Year of fee payment: 12
Feb 4, 2010FPAYFee payment
Year of fee payment: 8
Jan 25, 2006FPAYFee payment
Year of fee payment: 4
May 7, 2001ASAssignment
Owner name: ASICS CORPORATION, JAPAN
Free format text: ASSIGNMENT OF ASSIGNORS INTEREST;ASSIGNORS:NASAKO, MITSUO;NISHIWAKI, TSUYOSHI;MITSUI, SHIGEYUKI;REEL/FRAME:011800/0961
Effective date: 20010423
Owner name: ASICS CORPORATION LEGAL DEPARTMENT 1-1, MINATOJIMA

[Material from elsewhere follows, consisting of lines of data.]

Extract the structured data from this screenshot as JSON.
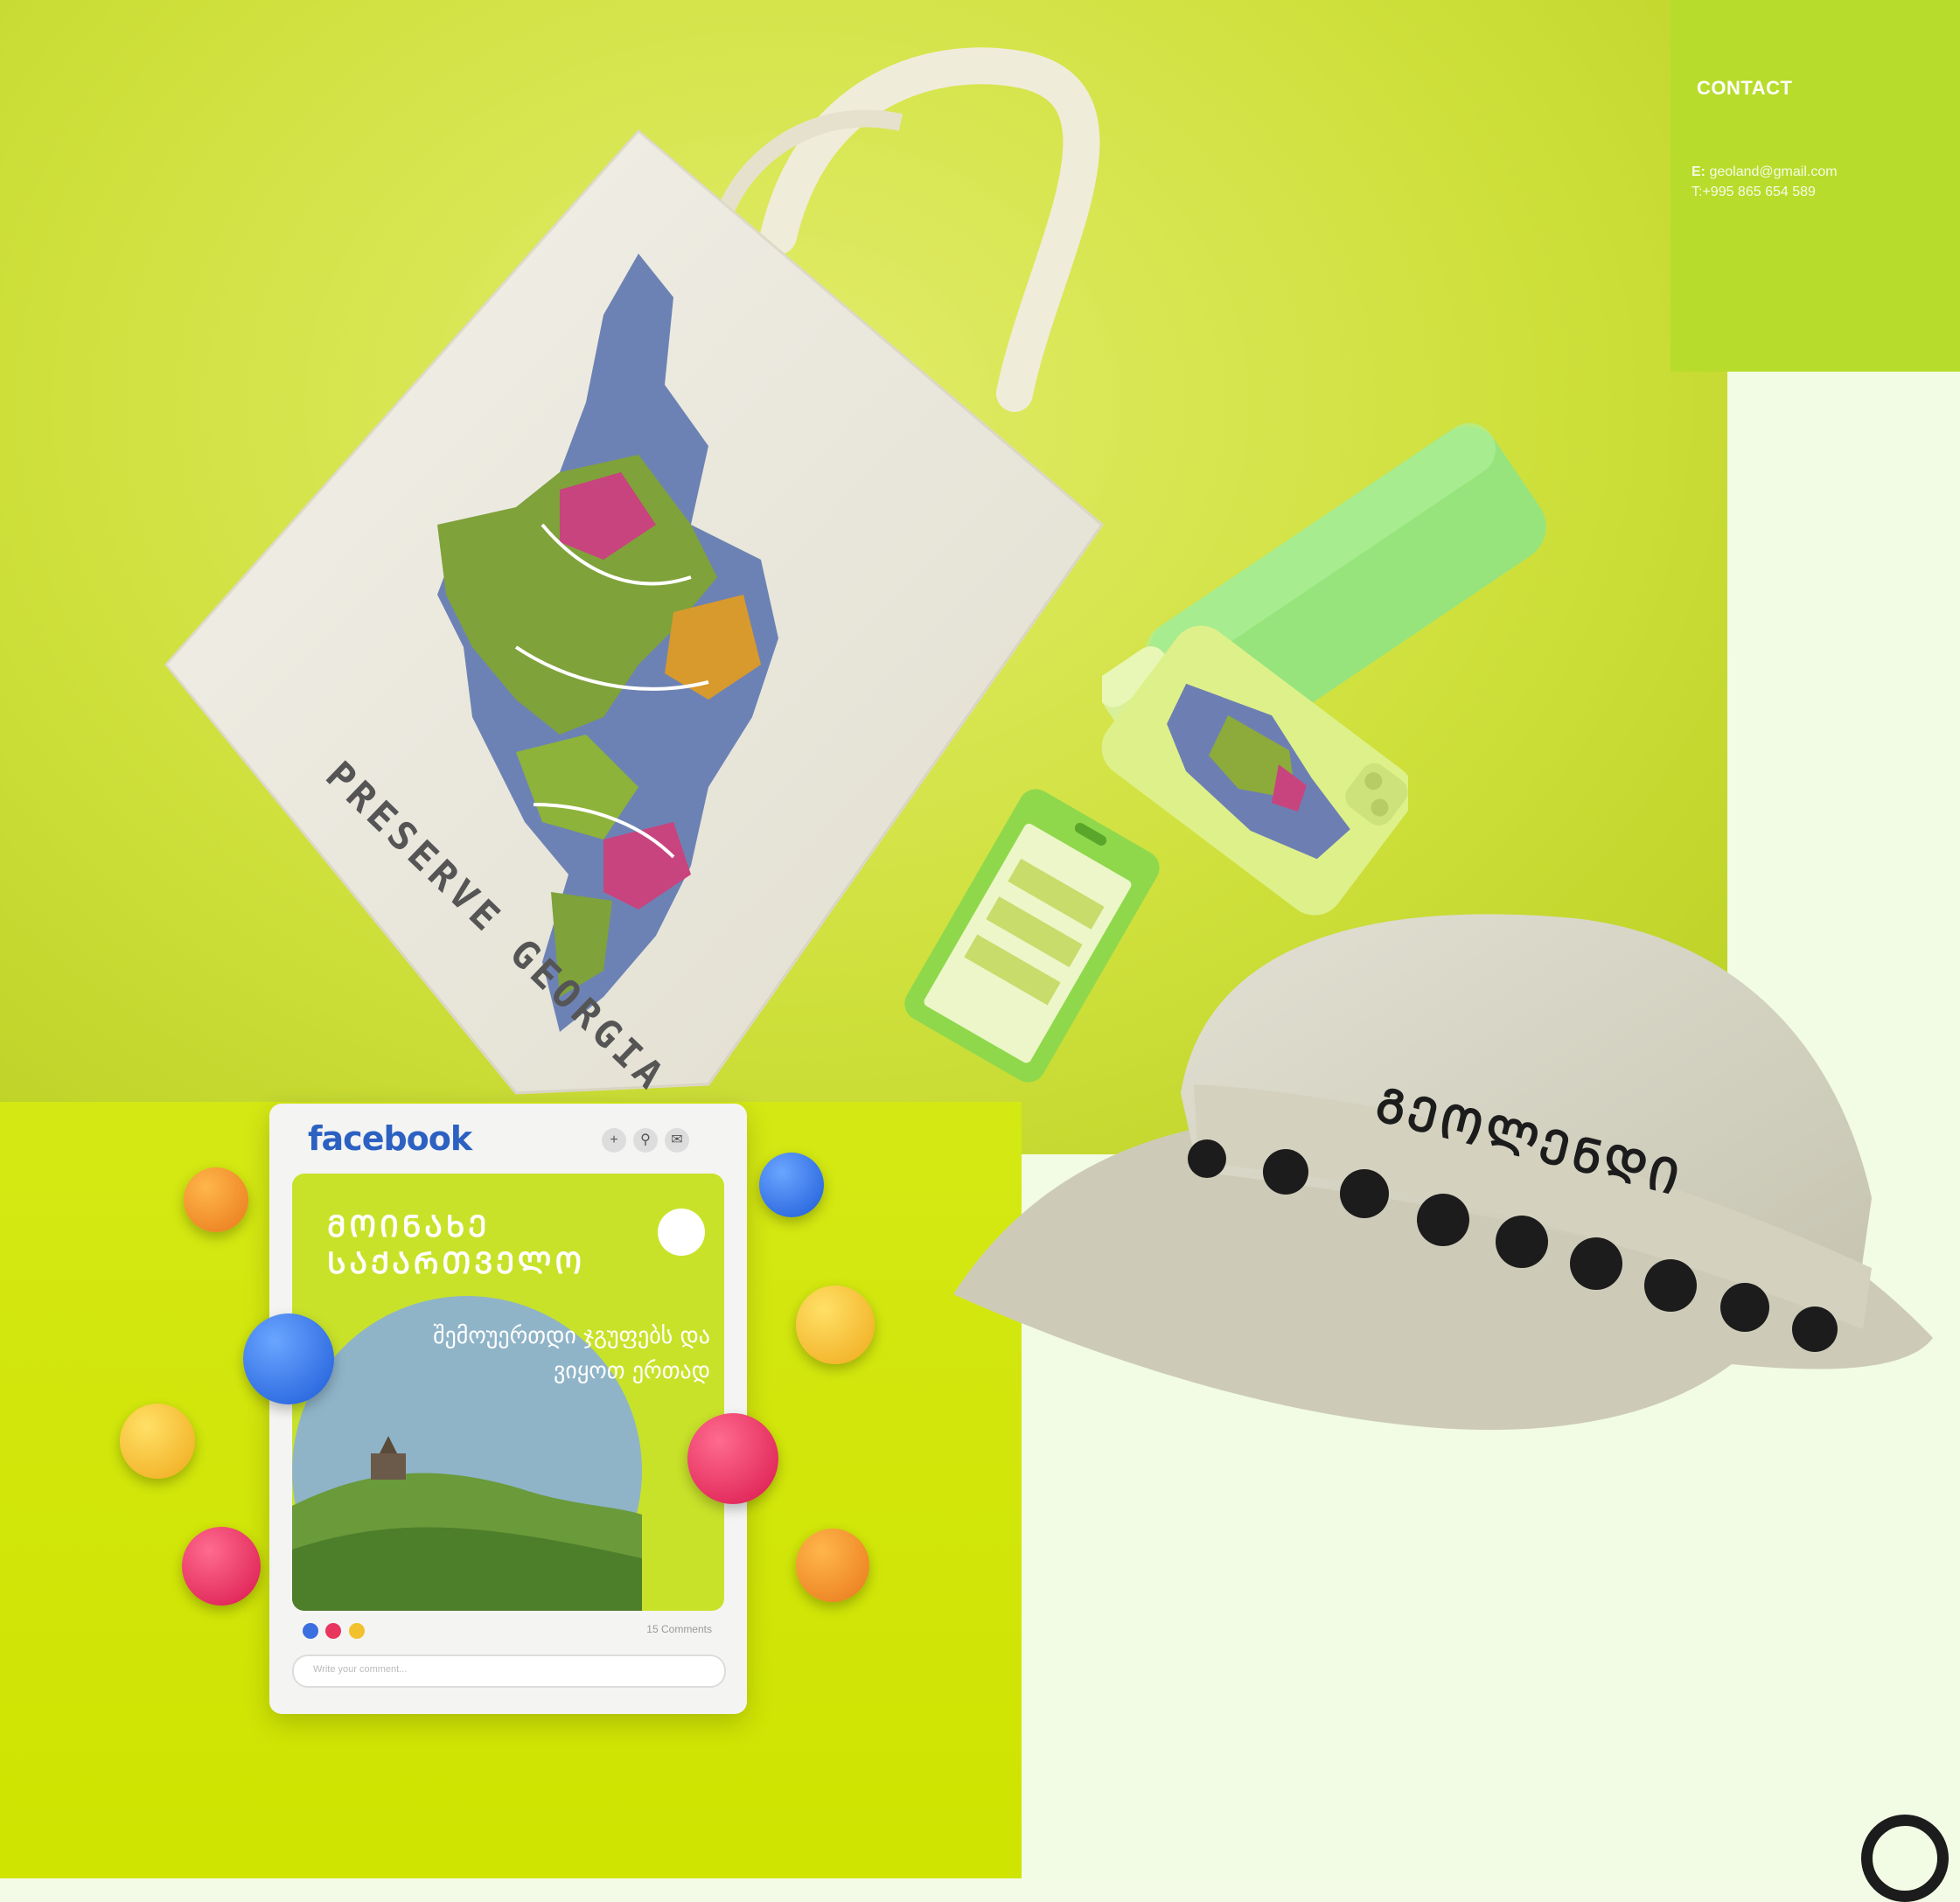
{
  "contact": {
    "title": "CONTACT",
    "email_label": "E:",
    "email": "geoland@gmail.com",
    "phone": "T:+995 865 654 589"
  },
  "tote": {
    "print_text": "PRESERVE GEORGIA"
  },
  "hat": {
    "logo_text": "ᲒᲔᲝᲚᲔᲜᲓᲘ"
  },
  "facebook_post": {
    "app_name": "facebook",
    "headline_line1": "ᲛᲝᲘᲜᲐᲮᲔ",
    "headline_line2": "ᲡᲐᲥᲐᲠᲗᲕᲔᲚᲝ",
    "description": "შემოუერთდი ჯგუფებს და ვიყოთ ერთად",
    "comments": "15 Comments",
    "comment_placeholder": "Write your comment..."
  },
  "colors": {
    "accent_lime": "#cfe400",
    "panel_green": "#b8dc2b",
    "cream": "#f2fbe4",
    "facebook_blue": "#2c61c2"
  }
}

Free format text: ASSIGNMENT OF ASSIGNORS INTEREST;ASSIGNORS:NASAKO, MITSUO /AR;REEL/FRAME:011800/0961